> **Information**:
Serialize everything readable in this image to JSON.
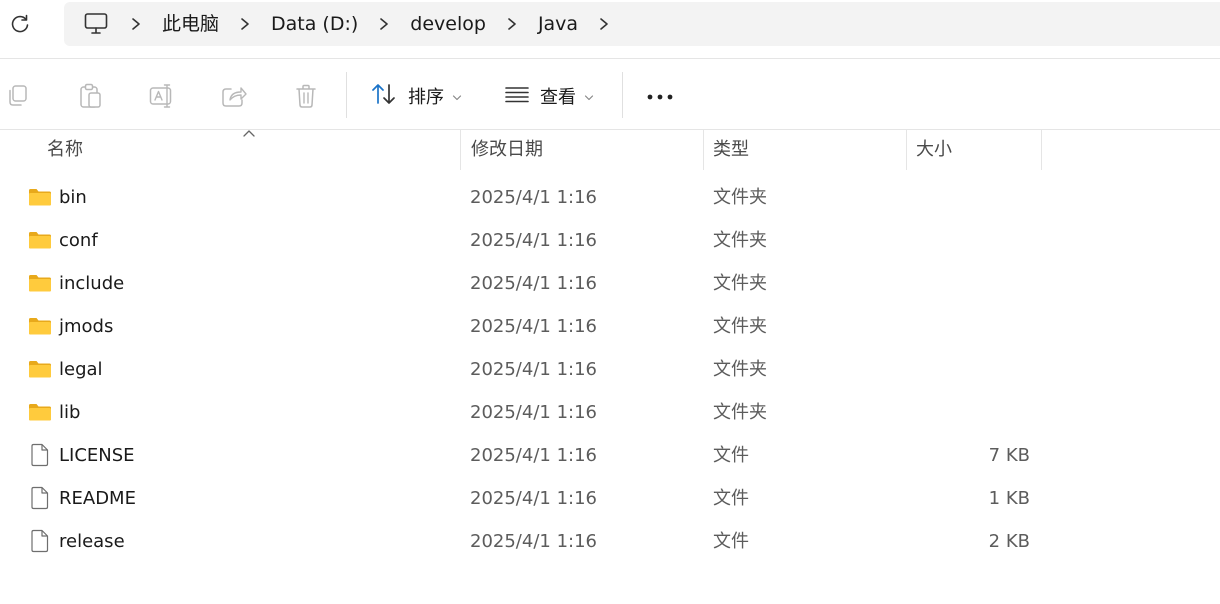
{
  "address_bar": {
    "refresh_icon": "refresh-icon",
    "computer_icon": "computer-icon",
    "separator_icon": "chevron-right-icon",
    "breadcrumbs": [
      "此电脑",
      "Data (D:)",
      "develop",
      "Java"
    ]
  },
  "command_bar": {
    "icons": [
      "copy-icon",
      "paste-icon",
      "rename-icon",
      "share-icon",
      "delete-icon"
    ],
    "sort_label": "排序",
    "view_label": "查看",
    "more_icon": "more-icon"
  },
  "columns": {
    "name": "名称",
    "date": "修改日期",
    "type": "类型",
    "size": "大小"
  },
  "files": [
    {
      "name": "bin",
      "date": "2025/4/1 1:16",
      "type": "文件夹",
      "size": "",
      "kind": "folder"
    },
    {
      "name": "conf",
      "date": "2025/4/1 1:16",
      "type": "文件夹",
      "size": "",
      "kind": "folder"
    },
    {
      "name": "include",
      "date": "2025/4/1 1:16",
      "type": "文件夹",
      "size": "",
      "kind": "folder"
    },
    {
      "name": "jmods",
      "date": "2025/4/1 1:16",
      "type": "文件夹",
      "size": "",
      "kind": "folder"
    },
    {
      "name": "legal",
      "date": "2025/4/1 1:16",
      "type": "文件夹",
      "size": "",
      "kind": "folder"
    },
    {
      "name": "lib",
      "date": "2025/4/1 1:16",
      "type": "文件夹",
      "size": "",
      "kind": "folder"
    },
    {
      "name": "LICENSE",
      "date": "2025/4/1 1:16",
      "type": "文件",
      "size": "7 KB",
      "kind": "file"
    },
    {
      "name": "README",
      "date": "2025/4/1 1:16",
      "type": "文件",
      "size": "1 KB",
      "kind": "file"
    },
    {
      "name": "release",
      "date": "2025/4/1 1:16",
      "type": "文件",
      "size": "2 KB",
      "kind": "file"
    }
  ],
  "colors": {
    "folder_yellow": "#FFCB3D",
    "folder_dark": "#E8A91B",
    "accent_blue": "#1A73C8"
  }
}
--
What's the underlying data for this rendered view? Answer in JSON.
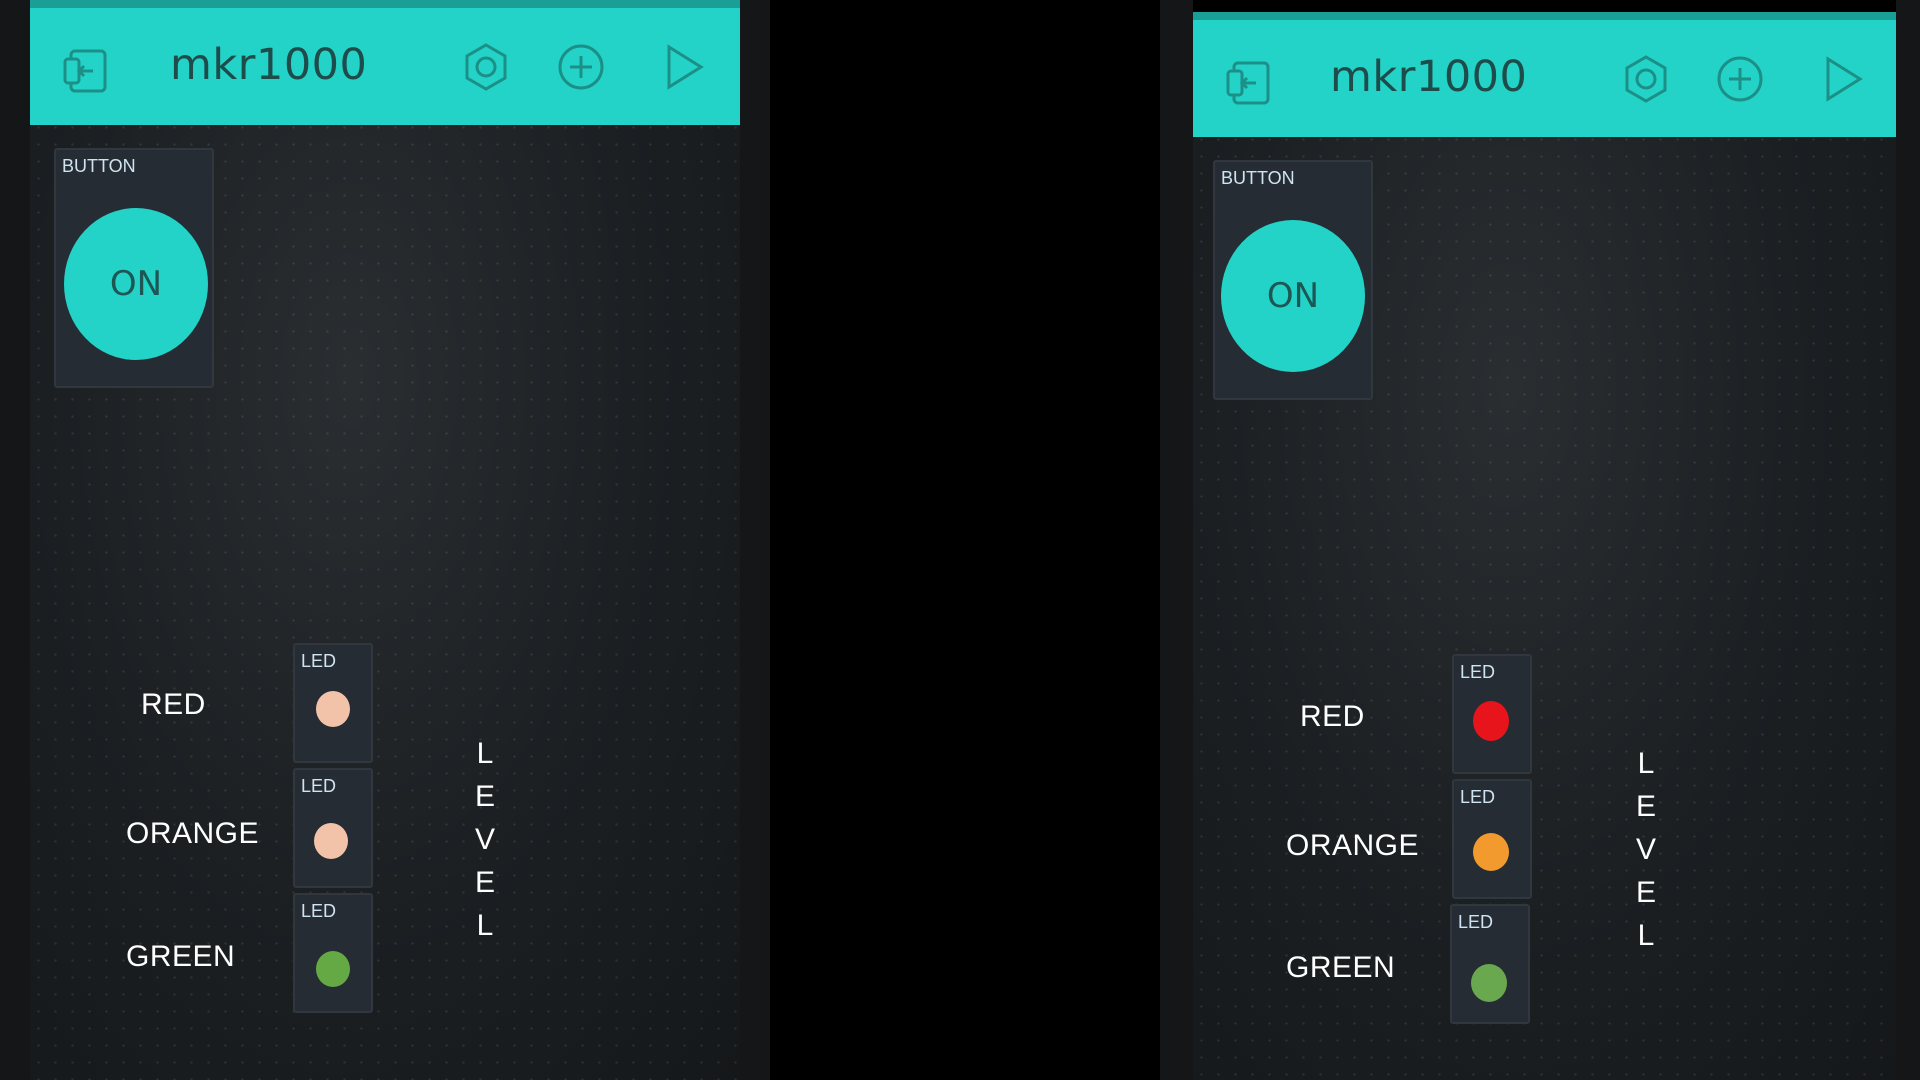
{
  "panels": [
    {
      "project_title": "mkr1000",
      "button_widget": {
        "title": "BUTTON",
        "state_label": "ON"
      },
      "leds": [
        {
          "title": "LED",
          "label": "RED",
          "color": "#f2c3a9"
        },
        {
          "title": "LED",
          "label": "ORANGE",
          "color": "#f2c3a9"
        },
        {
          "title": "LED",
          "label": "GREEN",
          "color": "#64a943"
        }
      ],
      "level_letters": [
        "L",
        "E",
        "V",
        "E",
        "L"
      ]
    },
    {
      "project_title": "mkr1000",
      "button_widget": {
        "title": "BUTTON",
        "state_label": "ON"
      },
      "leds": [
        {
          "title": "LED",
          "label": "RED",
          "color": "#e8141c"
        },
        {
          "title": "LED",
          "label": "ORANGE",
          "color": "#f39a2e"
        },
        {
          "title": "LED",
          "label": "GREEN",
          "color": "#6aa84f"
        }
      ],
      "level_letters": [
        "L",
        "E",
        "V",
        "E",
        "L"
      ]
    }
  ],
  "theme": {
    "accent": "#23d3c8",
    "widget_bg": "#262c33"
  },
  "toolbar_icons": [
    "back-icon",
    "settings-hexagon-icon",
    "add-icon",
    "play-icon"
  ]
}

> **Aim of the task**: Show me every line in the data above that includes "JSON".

> **Written response**:
Serialize everything readable in this image to JSON.
What's the underlying data for this rendered view? Answer in JSON.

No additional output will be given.